- [Material shown]
==============================

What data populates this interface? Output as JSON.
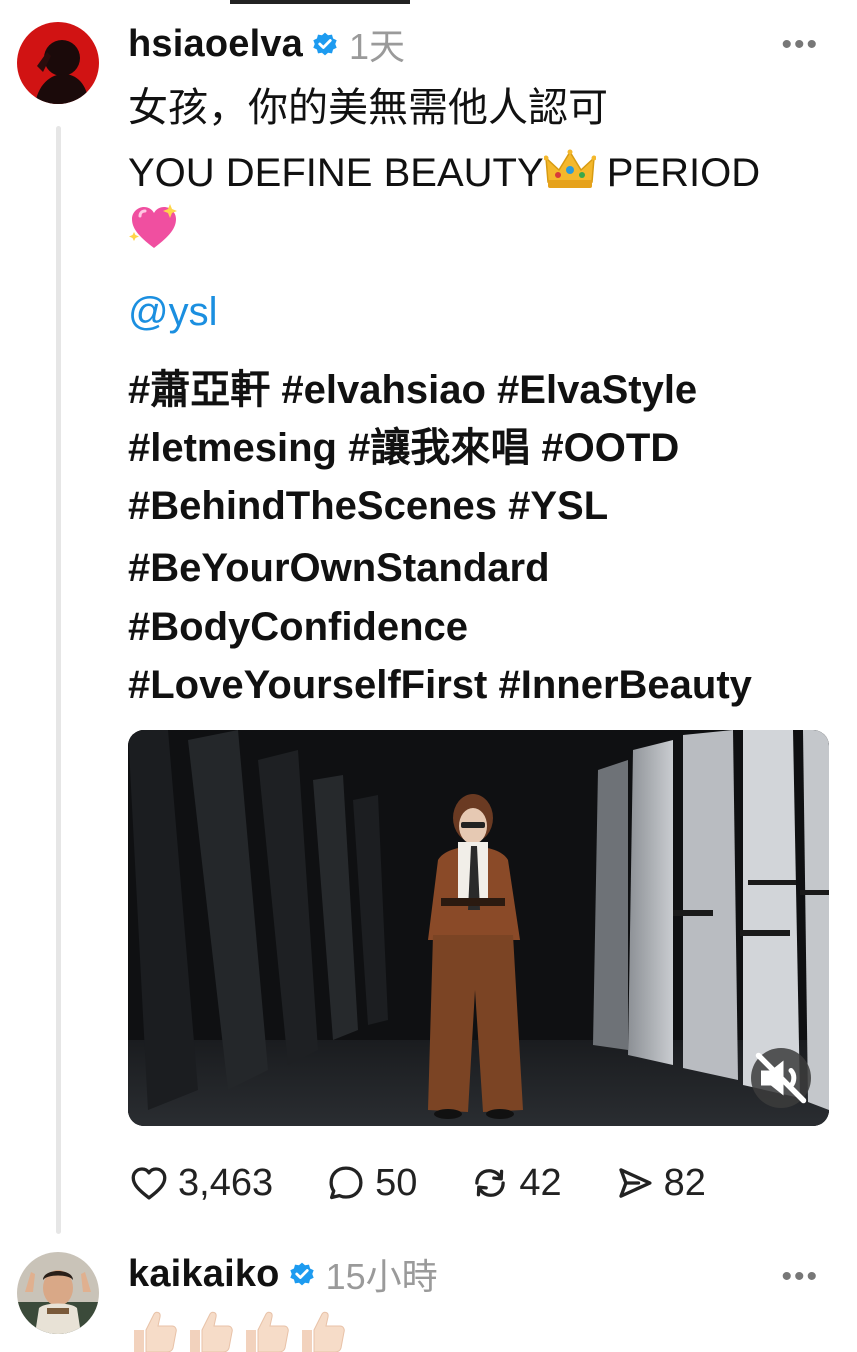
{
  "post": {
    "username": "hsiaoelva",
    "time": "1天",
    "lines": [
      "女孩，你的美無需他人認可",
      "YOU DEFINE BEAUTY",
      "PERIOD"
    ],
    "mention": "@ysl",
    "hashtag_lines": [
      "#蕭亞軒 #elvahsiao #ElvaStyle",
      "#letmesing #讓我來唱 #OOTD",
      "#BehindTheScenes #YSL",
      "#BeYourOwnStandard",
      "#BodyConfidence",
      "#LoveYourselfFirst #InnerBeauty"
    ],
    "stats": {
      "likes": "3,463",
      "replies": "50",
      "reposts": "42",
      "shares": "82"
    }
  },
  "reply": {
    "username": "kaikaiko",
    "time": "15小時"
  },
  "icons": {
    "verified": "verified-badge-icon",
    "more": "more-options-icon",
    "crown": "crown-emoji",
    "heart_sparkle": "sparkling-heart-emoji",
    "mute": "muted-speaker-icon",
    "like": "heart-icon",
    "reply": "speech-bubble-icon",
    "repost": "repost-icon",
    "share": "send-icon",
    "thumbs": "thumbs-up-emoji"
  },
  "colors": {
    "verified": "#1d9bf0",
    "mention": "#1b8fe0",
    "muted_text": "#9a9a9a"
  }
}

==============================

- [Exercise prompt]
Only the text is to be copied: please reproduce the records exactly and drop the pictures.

- [Answer for the task]
What data populates this interface? Output as JSON.
{
  "post": {
    "username": "hsiaoelva",
    "time": "1天",
    "lines": [
      "女孩，你的美無需他人認可",
      "YOU DEFINE BEAUTY",
      "PERIOD"
    ],
    "mention": "@ysl",
    "hashtag_lines": [
      "#蕭亞軒 #elvahsiao #ElvaStyle",
      "#letmesing #讓我來唱 #OOTD",
      "#BehindTheScenes #YSL",
      "#BeYourOwnStandard",
      "#BodyConfidence",
      "#LoveYourselfFirst #InnerBeauty"
    ],
    "stats": {
      "likes": "3,463",
      "replies": "50",
      "reposts": "42",
      "shares": "82"
    }
  },
  "reply": {
    "username": "kaikaiko",
    "time": "15小時"
  },
  "icons": {
    "verified": "verified-badge-icon",
    "more": "more-options-icon",
    "crown": "crown-emoji",
    "heart_sparkle": "sparkling-heart-emoji",
    "mute": "muted-speaker-icon",
    "like": "heart-icon",
    "reply": "speech-bubble-icon",
    "repost": "repost-icon",
    "share": "send-icon",
    "thumbs": "thumbs-up-emoji"
  },
  "colors": {
    "verified": "#1d9bf0",
    "mention": "#1b8fe0",
    "muted_text": "#9a9a9a"
  }
}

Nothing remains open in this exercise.